Successful implementation of the Domestic Debt Exchange Programme (DDEP) could impact positively on growth and expansion of the country’s financial technology firms (fintechs), president of the Ghana Fintech and Payments Association, Martin Kwame Awagah, has said.
According to him, the programme, which secured over 80 percent participation at its closure has potential to revolutionise the fintech ecosystem – provided it is successfully implemented.
The DDEP is part of government’s broader response strategy for addressing the country’s current economic challenges, including unsustainable public debt at more than 100 percent of gross domestic product (GDP). It is also to help protect the economy and enhance government’s capacity to service public debts effectively.
Speaking to the B&FT, Mr. Awagah observed that successful implementation of the DDEP will close the country’s financing gap and enable government to meet the debt-to-GDP sustainability target of 55 percent.
“This will help in reducing government’s debt burden, lower interest rates and boost investor confidence – which could benefit fintech companies looking to raise capital or expand their operations, thus contributing to overall macroeconomic stability and creating a more conducive environment for investment and business growth,” he said.
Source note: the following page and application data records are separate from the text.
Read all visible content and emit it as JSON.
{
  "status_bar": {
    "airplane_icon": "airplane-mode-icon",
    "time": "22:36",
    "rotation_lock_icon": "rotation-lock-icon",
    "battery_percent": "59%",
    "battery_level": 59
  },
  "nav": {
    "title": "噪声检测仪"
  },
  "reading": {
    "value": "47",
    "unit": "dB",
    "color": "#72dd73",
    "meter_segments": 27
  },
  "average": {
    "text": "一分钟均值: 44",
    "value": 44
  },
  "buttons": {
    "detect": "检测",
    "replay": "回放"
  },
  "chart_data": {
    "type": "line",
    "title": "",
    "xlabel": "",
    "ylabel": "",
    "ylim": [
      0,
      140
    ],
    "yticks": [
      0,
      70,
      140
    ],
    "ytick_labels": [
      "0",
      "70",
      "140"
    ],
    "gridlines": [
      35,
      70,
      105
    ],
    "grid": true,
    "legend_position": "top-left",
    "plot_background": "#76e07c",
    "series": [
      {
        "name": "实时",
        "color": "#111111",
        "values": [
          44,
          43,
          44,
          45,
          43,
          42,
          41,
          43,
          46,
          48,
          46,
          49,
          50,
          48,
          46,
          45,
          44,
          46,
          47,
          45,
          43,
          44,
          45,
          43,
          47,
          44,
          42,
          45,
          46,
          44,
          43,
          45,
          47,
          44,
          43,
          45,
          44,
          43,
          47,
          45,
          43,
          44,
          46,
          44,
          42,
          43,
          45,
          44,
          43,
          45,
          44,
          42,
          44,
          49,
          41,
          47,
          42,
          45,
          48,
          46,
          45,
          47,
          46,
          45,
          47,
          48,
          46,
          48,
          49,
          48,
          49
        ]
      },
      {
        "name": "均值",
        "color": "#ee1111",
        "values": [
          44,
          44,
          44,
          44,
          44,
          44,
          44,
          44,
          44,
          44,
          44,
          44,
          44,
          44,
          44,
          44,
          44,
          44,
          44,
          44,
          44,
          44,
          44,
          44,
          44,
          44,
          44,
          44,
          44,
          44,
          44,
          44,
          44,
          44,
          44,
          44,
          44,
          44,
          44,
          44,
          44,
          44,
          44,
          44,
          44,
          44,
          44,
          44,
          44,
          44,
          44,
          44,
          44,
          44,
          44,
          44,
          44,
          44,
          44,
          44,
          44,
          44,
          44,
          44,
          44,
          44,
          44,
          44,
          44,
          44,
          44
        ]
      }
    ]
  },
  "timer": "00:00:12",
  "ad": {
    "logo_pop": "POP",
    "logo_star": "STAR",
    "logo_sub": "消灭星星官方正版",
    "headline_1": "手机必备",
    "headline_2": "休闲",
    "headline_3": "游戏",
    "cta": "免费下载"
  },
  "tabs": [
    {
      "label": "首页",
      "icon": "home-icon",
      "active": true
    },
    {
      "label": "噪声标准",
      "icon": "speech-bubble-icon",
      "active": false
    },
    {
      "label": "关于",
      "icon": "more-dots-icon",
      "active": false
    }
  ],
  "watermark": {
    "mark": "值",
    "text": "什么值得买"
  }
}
Rating agency Fitch Ratings, in its latest rating, described the recently-completed domestic debt exchange programme as distressed due to a significant decrease in the agreed-upon terms compared to the original contract.
The ratings agency emphasised the importance of this evaluation since the exchange is necessary to prevent a conventional payment default. Consequently, the nation’s long-term local currency Issuer Default Rating (IDR) has been downgraded to restricted default (RD) from ‘C’.
“This debt exchange constitutes a distressed debt exchange under the agency’s criteria – given this material reduction in terms vis-à-vis the original contractual terms, and given that the exchange is needed to avoid a traditional payment default,” Fitch said.
Mr. Awagah is however hopeful the programme will be a success, and that it will enhance operations of fintechs and other businesses as the innovations and offerings to be rolled out “will be geared toward addressing the pain points of a highly competitive market”.
“It will boost business operations through market competition and increase the revenue generated by these firms, as cost-effective operational modules will be adopted to provide cost-efficient products and services to consumers; and this will in effect impact job creation and government revenue in the form of taxes paid by these businesses as well as consumers in the long run,” he added.
Against this backdrop, Mr. Awagah urged fintechs to leverage latest technological advancements and position themselves strategically to take advantage of opportunities that may come from the DDEP.
He said the sector has potential to lead the country’s recovery efforts by “deepening financial inclusion” and propelling economic growth in the process.
“This can be done by leveraging digital technology to develop new products and services which meet the needs of consumers who are facing financial challenges in the country. Thus, a customer-centric and affordable digital product,” Mr. Awagah said.